(Stored dataset items)
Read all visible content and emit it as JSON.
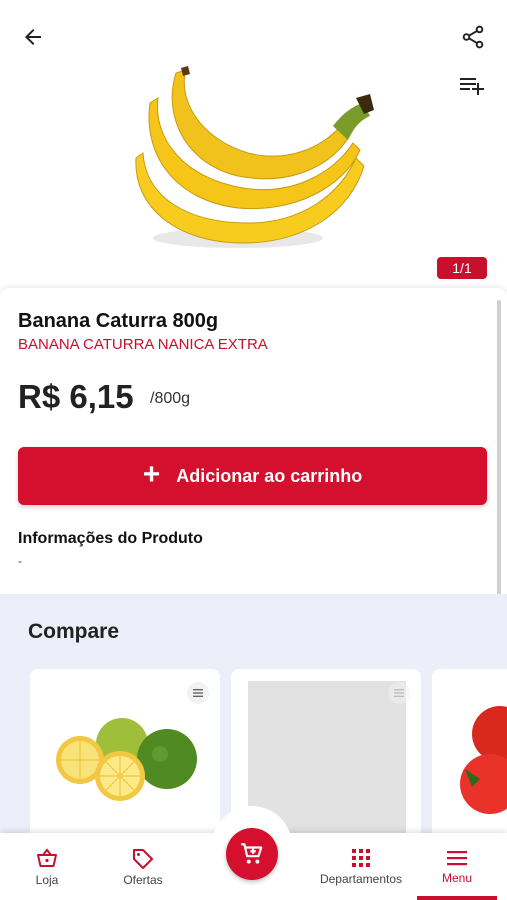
{
  "header": {
    "back_icon": "arrow-left-icon",
    "share_icon": "share-icon",
    "add_to_list_icon": "playlist-add-icon",
    "image_counter": "1/1"
  },
  "product": {
    "name": "Banana Caturra 800g",
    "description": "BANANA CATURRA NANICA EXTRA",
    "price": "R$ 6,15",
    "unit": "/800g",
    "info_title": "Informações do Produto",
    "info_text": "-"
  },
  "add_button": {
    "label": "Adicionar ao carrinho",
    "icon": "plus-icon"
  },
  "compare": {
    "title": "Compare"
  },
  "bottom_nav": {
    "items": [
      {
        "label": "Loja",
        "icon": "basket-icon"
      },
      {
        "label": "Ofertas",
        "icon": "tag-icon"
      },
      {
        "label": "Departamentos",
        "icon": "grid-icon"
      },
      {
        "label": "Menu",
        "icon": "menu-icon"
      }
    ],
    "cart_icon": "cart-icon",
    "active": "Menu"
  },
  "colors": {
    "accent": "#c8102e",
    "compare_background": "#eceef9"
  }
}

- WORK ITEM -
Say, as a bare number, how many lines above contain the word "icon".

- TASK ANSWER -
9